I've been wanting to read Julianna Deering's mysteries starring Drew Farthering for several years now, but I've just never gotten around to them. And now I've read the fourth book in the series first, which is a bit topsy-turvy, but I fully intend to go read the first three books soon. Possibly later this summer, as this was a fast and enjoyable read.
Drew Farthering and his wife Madeline attend a house party at the home of one of Drew's old classmates, Tal Cummins. A week-long house party with a Regency theme, so they have to dress and behave like they're in a Jane Austen novel for a week, basically. That's all well and good, but when another guest dies, secrets get revealed that change the lives of many people there, and Drew finds he can't necessarily save the day for everyone there.
Also, there's a kitten.
This was such a fun mystery! Yes, there was death and ruin and so on, but it never got ugly or terribly sinister. Definitely not creepy. And the Christian faith of the main characters was integral to the story, not an afterthought, but woven very naturally into it, the way real faith permeates the life of non-fictional Christians. I especially appreciated the way the theme of Christian vocation was discussed several times -- Drew questioned whether he ought to be trying to solve mysteries, or if perhaps he needs to give that up, and so on. Very nicely done, and something I ponder myself a lot. I'm a wife and mother -- but I'm also a writer. How much time and energy should I be putting into my writing right now? How much can I do without it detracting from my family calling? And so on. In fact, you'll see below that my two favorite lines from the whole book dealt with this issue.
I really cannot wait to read more of this series.
Particularly Good Bits:
"Doing what you're made to do the best you can do it, even if it's not the usual thing, glorifies God more than pushing yourself into a role you're not suited for" (p. 105).
"Don't let anyone despise the gifts you've been given, and don't you do so, either.
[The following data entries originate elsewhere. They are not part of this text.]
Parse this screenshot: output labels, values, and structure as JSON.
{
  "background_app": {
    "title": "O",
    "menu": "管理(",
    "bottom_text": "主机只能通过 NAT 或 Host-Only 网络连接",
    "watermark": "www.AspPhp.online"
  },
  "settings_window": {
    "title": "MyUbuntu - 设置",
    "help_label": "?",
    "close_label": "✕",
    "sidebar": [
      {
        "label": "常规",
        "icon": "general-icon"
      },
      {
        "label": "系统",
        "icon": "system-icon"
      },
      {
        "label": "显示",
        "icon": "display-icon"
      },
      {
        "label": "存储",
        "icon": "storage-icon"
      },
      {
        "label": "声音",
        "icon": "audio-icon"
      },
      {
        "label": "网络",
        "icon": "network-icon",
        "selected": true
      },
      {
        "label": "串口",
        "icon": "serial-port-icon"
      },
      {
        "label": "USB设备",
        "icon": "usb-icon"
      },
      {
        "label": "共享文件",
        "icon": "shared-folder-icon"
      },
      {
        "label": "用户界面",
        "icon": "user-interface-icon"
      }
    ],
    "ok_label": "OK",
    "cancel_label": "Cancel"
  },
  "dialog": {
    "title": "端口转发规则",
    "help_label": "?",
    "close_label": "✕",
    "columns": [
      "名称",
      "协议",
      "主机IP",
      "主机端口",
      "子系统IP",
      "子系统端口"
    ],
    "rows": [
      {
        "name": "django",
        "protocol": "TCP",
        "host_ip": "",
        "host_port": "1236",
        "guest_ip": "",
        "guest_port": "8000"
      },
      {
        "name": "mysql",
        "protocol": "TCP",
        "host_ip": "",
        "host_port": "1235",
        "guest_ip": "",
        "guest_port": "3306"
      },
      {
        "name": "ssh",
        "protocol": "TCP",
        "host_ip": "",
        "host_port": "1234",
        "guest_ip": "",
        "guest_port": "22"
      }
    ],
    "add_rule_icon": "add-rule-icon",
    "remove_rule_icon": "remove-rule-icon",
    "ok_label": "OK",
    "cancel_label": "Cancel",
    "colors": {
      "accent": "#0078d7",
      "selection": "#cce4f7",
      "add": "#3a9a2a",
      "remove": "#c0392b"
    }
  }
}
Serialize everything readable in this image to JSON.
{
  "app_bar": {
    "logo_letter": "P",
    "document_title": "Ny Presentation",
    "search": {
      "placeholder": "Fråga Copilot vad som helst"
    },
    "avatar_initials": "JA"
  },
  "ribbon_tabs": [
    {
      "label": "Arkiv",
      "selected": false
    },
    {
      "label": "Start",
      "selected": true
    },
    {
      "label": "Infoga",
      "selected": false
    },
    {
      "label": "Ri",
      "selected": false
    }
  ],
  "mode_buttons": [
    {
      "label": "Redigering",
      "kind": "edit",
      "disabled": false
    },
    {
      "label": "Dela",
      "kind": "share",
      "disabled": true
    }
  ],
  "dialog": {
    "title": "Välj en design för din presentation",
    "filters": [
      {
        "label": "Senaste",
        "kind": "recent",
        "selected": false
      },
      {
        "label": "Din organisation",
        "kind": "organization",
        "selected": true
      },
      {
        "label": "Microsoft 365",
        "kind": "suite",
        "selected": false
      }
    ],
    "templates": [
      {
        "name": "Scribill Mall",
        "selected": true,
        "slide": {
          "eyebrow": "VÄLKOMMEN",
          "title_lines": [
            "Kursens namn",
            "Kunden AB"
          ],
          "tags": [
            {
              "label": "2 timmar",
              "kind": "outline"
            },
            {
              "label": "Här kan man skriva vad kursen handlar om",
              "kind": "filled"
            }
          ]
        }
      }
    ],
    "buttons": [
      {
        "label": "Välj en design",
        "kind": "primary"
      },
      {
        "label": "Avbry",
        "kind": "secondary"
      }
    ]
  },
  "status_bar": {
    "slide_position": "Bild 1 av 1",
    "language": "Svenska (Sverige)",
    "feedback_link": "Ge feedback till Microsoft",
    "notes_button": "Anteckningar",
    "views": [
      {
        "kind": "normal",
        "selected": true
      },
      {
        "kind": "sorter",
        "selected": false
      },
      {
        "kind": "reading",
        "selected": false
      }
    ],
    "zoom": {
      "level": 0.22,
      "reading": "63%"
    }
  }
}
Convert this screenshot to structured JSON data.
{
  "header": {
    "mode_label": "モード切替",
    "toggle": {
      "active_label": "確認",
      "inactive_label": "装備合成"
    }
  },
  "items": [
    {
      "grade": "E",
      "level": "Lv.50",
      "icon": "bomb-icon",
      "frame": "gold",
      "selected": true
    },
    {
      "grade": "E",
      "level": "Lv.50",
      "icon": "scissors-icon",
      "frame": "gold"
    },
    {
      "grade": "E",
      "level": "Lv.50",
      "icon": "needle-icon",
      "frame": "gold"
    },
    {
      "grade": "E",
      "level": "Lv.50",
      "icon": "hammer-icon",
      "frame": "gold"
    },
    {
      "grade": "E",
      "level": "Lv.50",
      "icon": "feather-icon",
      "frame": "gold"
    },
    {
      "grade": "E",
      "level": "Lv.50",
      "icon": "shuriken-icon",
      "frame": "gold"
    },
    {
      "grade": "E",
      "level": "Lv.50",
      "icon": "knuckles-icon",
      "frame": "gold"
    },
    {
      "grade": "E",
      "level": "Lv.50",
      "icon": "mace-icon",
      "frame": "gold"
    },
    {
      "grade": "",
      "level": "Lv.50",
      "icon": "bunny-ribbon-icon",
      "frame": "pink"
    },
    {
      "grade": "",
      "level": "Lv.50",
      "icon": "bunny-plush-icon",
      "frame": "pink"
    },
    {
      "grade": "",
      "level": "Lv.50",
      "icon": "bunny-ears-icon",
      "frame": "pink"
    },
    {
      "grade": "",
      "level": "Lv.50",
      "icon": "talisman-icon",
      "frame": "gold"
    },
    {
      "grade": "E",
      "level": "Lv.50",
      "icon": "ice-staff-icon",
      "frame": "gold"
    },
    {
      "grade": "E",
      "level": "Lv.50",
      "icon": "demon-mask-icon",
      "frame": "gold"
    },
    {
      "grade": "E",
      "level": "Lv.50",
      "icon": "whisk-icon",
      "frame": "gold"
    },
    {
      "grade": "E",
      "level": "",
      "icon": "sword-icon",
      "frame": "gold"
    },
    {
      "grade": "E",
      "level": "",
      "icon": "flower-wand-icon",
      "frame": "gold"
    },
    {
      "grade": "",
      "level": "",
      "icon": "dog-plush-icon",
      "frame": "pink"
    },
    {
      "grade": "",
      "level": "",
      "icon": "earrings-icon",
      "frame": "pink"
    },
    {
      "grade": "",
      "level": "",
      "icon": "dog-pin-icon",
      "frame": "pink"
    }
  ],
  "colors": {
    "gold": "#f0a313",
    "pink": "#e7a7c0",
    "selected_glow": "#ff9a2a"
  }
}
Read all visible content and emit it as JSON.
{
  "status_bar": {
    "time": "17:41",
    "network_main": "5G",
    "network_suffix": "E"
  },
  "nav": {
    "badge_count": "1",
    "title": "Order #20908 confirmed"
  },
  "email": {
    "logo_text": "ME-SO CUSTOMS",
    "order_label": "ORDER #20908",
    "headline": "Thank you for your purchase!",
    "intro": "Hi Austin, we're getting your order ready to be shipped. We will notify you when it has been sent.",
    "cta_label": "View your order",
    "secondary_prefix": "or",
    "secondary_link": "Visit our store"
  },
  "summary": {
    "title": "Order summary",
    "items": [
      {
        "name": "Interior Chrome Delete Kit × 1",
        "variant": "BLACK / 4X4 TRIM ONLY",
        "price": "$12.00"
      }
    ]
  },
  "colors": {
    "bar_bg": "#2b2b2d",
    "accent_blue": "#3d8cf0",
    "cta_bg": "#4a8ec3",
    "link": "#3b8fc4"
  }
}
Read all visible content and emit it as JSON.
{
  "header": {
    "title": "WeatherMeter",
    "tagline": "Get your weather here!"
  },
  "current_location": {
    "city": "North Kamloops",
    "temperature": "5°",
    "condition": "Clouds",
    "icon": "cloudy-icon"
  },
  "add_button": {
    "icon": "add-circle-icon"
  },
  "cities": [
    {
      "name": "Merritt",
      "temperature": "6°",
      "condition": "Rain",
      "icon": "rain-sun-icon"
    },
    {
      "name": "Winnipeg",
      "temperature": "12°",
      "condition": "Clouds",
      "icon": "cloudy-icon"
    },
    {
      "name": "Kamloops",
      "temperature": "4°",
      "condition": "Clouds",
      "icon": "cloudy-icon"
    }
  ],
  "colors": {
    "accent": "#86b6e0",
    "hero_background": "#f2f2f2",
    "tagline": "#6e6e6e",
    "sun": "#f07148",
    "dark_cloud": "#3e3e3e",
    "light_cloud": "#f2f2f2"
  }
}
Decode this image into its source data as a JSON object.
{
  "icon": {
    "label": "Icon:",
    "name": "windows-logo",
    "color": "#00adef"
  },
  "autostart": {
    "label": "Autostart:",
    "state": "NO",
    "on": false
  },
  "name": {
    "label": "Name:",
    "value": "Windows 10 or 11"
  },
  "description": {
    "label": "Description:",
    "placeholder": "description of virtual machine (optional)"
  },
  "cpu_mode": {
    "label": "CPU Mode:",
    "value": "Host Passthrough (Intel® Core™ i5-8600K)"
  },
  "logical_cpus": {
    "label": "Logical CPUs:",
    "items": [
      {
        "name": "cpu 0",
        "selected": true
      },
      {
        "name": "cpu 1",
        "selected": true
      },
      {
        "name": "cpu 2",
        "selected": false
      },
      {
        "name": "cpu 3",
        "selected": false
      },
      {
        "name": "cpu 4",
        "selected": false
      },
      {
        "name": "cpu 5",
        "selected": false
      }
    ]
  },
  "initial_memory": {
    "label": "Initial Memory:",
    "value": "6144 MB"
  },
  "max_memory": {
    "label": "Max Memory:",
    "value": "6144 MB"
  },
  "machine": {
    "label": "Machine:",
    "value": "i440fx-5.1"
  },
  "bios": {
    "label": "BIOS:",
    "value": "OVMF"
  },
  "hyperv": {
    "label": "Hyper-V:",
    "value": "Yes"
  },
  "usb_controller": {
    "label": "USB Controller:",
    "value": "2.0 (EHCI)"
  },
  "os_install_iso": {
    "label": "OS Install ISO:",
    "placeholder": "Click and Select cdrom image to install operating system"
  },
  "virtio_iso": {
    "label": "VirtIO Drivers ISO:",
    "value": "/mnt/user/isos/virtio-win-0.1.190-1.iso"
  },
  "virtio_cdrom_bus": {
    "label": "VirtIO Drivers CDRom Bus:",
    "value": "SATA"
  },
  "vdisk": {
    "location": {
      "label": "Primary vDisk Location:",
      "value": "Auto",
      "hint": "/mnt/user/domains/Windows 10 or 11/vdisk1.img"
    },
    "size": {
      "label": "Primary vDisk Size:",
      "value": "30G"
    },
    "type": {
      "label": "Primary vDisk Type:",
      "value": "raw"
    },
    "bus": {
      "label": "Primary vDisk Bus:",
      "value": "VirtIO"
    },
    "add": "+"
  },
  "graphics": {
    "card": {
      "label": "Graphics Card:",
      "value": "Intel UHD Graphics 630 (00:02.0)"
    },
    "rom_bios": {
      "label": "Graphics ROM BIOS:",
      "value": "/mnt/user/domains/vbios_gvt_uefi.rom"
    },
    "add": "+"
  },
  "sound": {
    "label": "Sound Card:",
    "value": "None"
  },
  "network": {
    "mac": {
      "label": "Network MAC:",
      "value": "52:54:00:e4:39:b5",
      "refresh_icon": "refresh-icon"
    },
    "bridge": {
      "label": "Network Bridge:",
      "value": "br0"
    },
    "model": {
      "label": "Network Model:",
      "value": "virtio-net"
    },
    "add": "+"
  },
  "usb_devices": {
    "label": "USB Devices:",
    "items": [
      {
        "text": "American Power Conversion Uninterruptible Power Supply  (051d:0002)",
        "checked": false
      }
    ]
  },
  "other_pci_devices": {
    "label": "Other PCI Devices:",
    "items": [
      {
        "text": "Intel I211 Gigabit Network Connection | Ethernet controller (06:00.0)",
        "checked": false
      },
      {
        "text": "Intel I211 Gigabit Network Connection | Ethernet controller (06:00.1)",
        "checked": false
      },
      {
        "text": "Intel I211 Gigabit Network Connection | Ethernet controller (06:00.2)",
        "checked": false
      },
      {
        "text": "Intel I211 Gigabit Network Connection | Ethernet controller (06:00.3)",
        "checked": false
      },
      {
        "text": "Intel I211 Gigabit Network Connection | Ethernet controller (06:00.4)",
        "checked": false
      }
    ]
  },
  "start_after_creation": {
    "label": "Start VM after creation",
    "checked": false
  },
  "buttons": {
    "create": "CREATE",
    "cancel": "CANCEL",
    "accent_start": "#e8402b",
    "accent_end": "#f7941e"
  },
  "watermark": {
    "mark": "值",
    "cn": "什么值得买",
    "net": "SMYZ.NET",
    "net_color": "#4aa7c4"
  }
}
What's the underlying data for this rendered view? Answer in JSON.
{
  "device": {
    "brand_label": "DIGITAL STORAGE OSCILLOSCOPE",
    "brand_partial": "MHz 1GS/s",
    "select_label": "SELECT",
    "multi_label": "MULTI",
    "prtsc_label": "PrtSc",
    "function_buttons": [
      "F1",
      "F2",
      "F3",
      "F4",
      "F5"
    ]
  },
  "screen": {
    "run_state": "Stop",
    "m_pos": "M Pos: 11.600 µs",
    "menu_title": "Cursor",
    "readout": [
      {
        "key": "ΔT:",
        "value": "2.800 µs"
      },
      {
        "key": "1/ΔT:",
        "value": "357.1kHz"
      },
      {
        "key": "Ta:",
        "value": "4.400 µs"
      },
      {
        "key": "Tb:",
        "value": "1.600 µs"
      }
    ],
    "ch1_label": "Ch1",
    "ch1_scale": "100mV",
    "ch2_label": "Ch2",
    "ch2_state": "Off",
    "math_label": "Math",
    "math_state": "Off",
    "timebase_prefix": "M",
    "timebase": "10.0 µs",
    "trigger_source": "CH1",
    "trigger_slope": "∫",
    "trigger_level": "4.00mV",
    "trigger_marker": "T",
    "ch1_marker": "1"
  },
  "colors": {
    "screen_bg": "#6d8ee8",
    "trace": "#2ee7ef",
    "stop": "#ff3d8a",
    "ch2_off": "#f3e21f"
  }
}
They may not fit anyone else's idea of a calling, but the world has all sorts of needs, and God has provided for each of them to be filled, if we all do our part. It would be a shame if your part were left undone" (p. 303).
If This was a Movie, I Would Rate It: a soft PG-13 for violence, drug use, and dangerous situations. No bad language or innuendo at all. People kiss several times.
Note: I received a copy of this book from the publisher for me to read while judging the INSPY awards. In no way did I agree to review this book in exchange. These are my honest opinions.